That’s not the case with the Porsche Boxster, though, which allows these connections and sensations without making its driver’s nerves raw, and does so by offering much more than the mere thrill of open-topped driving. Audi’s TT Roadster, BMW’s Z4 and the Mercedes SLK are all drop-top sports cars too, yet none is even a close match for the sheer tactile delight that is the Boxster. Their duller controls are more suited to long-distance wafting than rapid B-road excitement, and one reason for this is that it is almost unique in having a low-slung, mid-mounted engine – like a race car – for superior handling balance.

Boxster pleasures start at £38,237 for the 2.7 and run to £48,034 for the seven-speed 3.4 S, and there’s plenty of scope for blowing even more money by browsing the list of options. A new GTS version (with a 3.4-litre engine tuned to 326bhp) goes on sale from May (2014) and is priced from £52,879.

The drive

The thrill of a fast blast along a snaking road is generated by the whooping enthusiasm of the Boxster’s engine, the feedback through its seat and steering wheel, and its body-roll-free cornering precision. It all combines to deliver a driving experience that costs many thousands of pounds more in other cars. Indeed, the Boxster S offers the lion’s share of the Porsche 911 Carrera’s dynamic thrills for a mere two-thirds of its price, and throws in an electric soft-top for good measure.

The S version develops a mighty, meaty 306bhp while the lesser Boxster manages a still more-than-potent 262bhp, costs usefully less and is almost as good a drive. The S has dazzling performance, particularly when it has the optional paddle-shift transmission and Sport Chrono pack, whose launch-control feature makes it feel as if it could catapult you into next year. If there’s a flaw, it’s just the one: the fuel-saving electro-hydraulic steering is a slightly less sensitive reader of the road surface than the previous Boxster’s steering – but it’s no great shakes.

From this enthusiastic description you may be thinking the Boxster is something of a wild child, but on the contrary, it’s very civilised, the electronically adjusted dampers (annoyingly also an option) serving up an unexpectedly pliant ride for one so nimble, its seats fabulously supportive and the engine so subdued at cruising speed. And scuttle-shake, the body quiver traditionally generated in open-top cars when they hit bumps in the road, is totally absent from this one. The Boxster is very easy to live with on an everyday basis, particularly as it’s reasonably economical to run.

The interior

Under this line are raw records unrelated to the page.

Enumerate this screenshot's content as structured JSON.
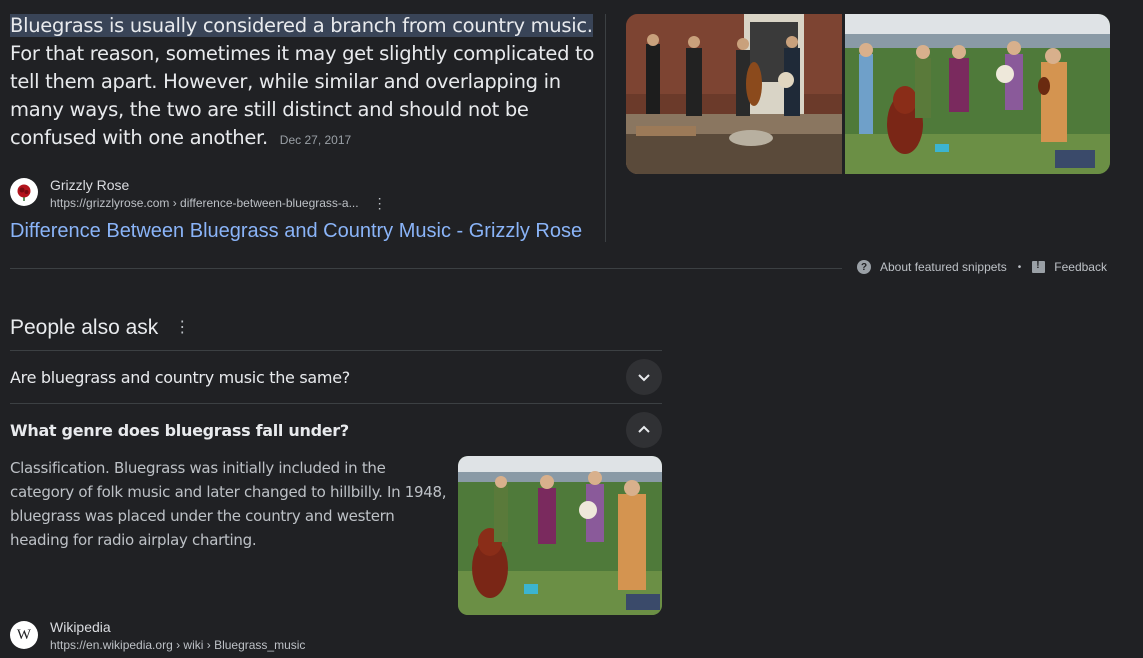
{
  "snippet": {
    "highlight": "Bluegrass is usually considered a branch from country music.",
    "rest": " For that reason, sometimes it may get slightly complicated to tell them apart. However, while similar and overlapping in many ways, the two are still distinct and should not be confused with one another.",
    "date": "Dec 27, 2017"
  },
  "source": {
    "name": "Grizzly Rose",
    "url": "https://grizzlyrose.com › difference-between-bluegrass-a...",
    "favicon_icon": "rose-icon",
    "link_title": "Difference Between Bluegrass and Country Music - Grizzly Rose"
  },
  "snippet_footer": {
    "about": "About featured snippets",
    "separator": "•",
    "feedback": "Feedback"
  },
  "people_also_ask": {
    "title": "People also ask",
    "questions": [
      {
        "text": "Are bluegrass and country music the same?",
        "expanded": false
      },
      {
        "text": "What genre does bluegrass fall under?",
        "expanded": true
      }
    ],
    "answer": {
      "text": "Classification. Bluegrass was initially included in the category of folk music and later changed to hillbilly. In 1948, bluegrass was placed under the country and western heading for radio airplay charting.",
      "source_name": "Wikipedia",
      "source_url": "https://en.wikipedia.org › wiki › Bluegrass_music",
      "favicon_letter": "W"
    }
  },
  "colors": {
    "background": "#202124",
    "link": "#8ab4f8",
    "highlight": "#394457"
  }
}
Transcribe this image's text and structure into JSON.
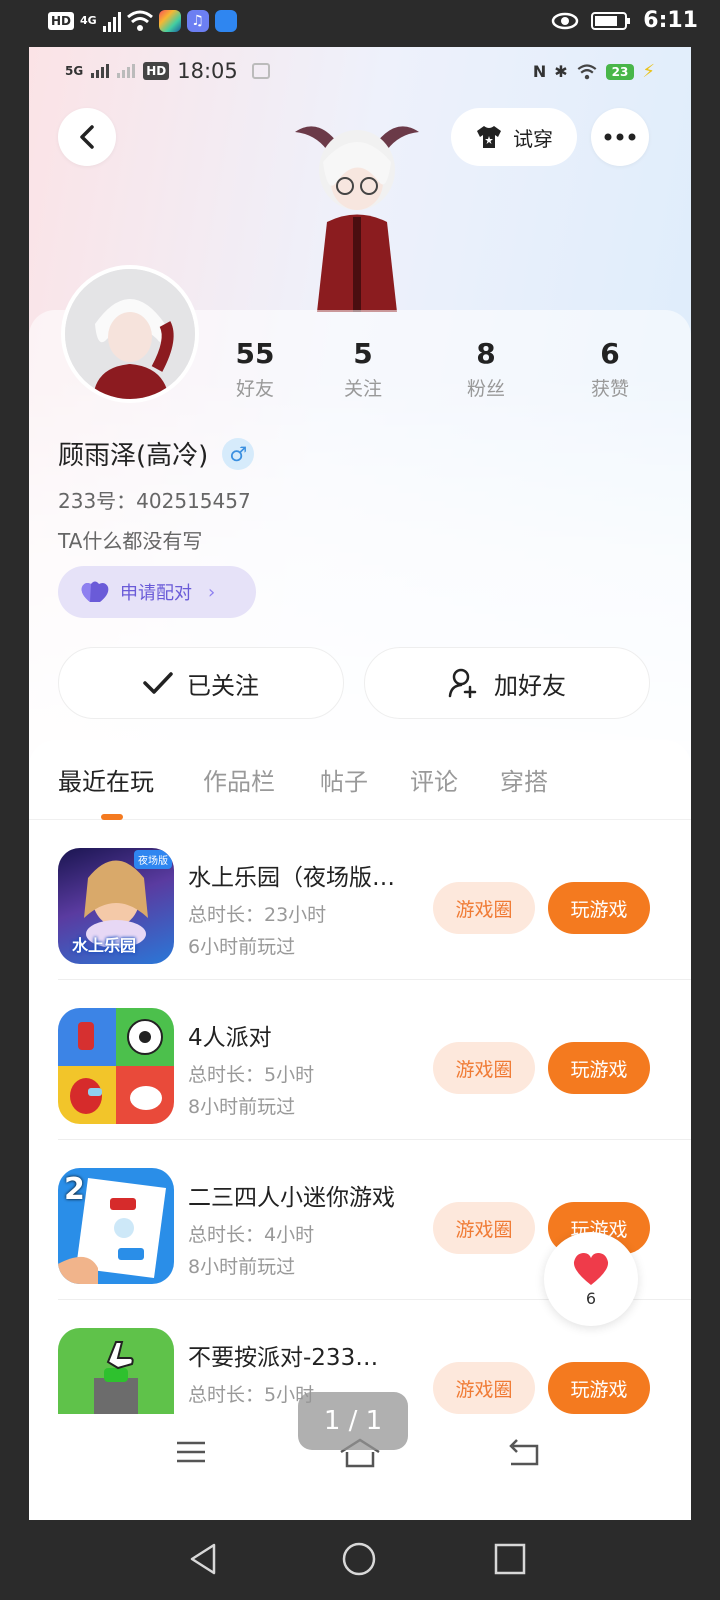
{
  "outer_status": {
    "network": "4G",
    "hd": "HD",
    "time": "6:11"
  },
  "inner_status": {
    "network": "5G",
    "hd": "HD",
    "time": "18:05",
    "battery": "23"
  },
  "header": {
    "try_on_label": "试穿"
  },
  "stats": [
    {
      "num": "55",
      "label": "好友"
    },
    {
      "num": "5",
      "label": "关注"
    },
    {
      "num": "8",
      "label": "粉丝"
    },
    {
      "num": "6",
      "label": "获赞"
    }
  ],
  "profile": {
    "name": "顾雨泽(高冷)",
    "gender_symbol": "♂",
    "uid": "233号：402515457",
    "bio": "TA什么都没有写",
    "pair_label": "申请配对"
  },
  "actions": {
    "follow_label": "已关注",
    "add_friend_label": "加好友"
  },
  "tabs": [
    "最近在玩",
    "作品栏",
    "帖子",
    "评论",
    "穿搭"
  ],
  "games": [
    {
      "title": "水上乐园（夜场版…",
      "duration": "总时长：23小时",
      "last": "6小时前玩过",
      "icon_text": "水上乐园",
      "icon_badge": "夜场版"
    },
    {
      "title": "4人派对",
      "duration": "总时长：5小时",
      "last": "8小时前玩过"
    },
    {
      "title": "二三四人小迷你游戏",
      "duration": "总时长：4小时",
      "last": "8小时前玩过",
      "icon_num": "2"
    },
    {
      "title": "不要按派对-233…",
      "duration": "总时长：5小时",
      "last": ""
    }
  ],
  "game_circle_label": "游戏圈",
  "play_label": "玩游戏",
  "like_count": "6",
  "page_indicator": "1 / 1",
  "colors": {
    "accent": "#f47a1f",
    "accent_light": "#fde8dc",
    "pair_purple": "#6a5bd8"
  }
}
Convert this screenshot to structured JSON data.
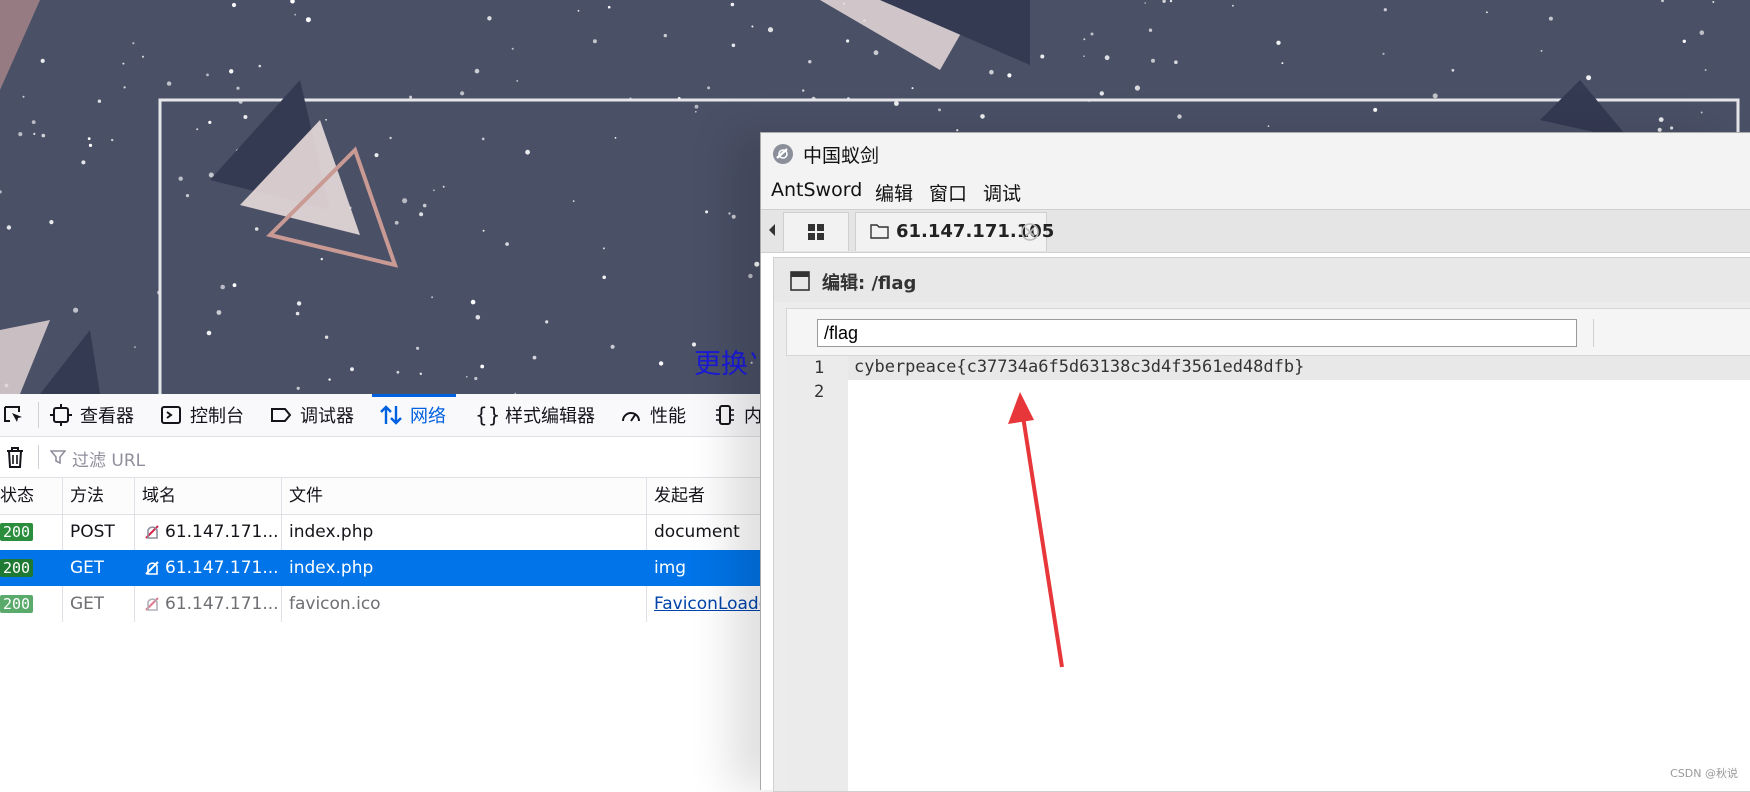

Anyone familiar with earlier Boxsters will be impressed at how much improved the latest car’s interior is, from the satisfying architecture of the dashboard to the calibre of the furnishings. Just as important are the fine driving position, high-quality, noise-free soft- top roof and the driver’s very decent outward view – at least forward. To the rear and the side, however, seeing out is partial guesswork, when the roof is up.

Other negatives include an expensive sat nav that won’t accept full postcodes, excessive tyre noise and the absence of cruise control as a standard feature. But these are trivial in the face of the Boxster’s ability to convincingly play the part of a stimulating, thoroughbred sports car.

The One to Buy

Porsche Boxster 3.4 S

Factfile

Price:
£46,112 (correct at first publication)
Engine:
3436cc, flat-six
Power:
306bhp @ 6700rpm
Torque:
266 lb ft @ 4500-5800rpm
Transmission:
6-speed manual
Acceleration:
0-62mph in 5.1sec
Top Speed:
173mph
Fuel
32.1mpg combined
CO2:
206g/km
Road Tax Band:
K (£600 for first year, £270 thereafter)
Dimensions:
L 4342mm, W 1801mm, H 1294mm

Porsche Boxster rivals

See prices of Porsche 911
See prices of Audi R8
See prices of BMW M3